(Saved data entries)
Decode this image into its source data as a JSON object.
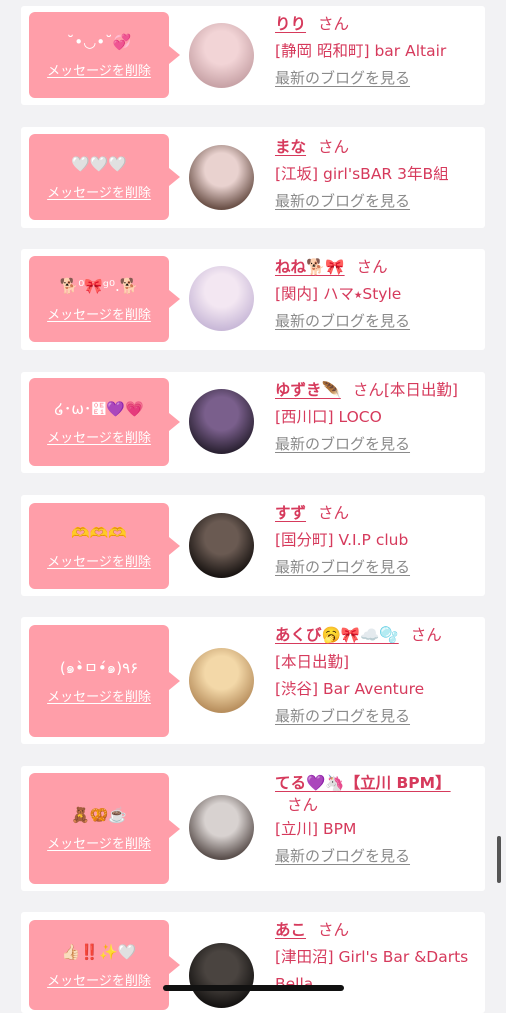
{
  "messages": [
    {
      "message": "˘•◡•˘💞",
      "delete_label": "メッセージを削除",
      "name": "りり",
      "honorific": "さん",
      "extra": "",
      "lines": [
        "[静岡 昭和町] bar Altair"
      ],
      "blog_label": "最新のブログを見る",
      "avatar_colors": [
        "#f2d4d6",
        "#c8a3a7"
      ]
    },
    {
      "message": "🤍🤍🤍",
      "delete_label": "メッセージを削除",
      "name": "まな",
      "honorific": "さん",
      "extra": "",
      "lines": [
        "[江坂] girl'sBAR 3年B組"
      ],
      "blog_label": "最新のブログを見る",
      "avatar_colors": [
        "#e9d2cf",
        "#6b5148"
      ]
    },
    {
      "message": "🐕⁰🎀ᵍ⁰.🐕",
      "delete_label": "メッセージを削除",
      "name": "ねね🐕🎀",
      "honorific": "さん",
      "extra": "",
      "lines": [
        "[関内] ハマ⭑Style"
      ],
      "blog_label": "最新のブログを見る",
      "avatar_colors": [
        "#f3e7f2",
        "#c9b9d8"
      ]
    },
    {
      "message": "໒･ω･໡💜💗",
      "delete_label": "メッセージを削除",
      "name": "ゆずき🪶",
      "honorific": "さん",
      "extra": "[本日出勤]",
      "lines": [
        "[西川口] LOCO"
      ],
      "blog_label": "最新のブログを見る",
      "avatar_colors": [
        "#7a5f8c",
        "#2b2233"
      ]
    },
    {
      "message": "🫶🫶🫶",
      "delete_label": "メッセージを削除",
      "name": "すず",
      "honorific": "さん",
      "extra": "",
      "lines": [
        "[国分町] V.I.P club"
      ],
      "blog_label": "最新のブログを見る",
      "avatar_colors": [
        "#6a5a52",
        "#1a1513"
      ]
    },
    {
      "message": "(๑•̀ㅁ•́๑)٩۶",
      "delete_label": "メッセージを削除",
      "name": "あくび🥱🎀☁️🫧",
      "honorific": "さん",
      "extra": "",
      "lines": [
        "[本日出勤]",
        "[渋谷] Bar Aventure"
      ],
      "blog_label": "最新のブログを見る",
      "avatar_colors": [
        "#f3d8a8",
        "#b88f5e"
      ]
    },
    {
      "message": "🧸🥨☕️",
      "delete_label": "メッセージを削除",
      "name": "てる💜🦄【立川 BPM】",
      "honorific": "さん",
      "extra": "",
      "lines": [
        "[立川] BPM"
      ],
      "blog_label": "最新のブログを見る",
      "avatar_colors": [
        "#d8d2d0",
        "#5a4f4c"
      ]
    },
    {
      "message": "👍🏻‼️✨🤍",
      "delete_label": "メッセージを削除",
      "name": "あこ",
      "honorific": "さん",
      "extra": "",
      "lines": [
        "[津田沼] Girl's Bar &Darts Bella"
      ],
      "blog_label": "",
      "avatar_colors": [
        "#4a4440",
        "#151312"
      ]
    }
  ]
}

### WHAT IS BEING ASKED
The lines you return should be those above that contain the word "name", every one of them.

### RESPONSE FOR THIS EXERCISE
      "name": "りり",
      "name": "まな",
      "name": "ねね🐕🎀",
      "name": "ゆずき🪶",
      "name": "すず",
      "name": "あくび🥱🎀☁️🫧",
      "name": "てる💜🦄【立川 BPM】",
      "name": "あこ",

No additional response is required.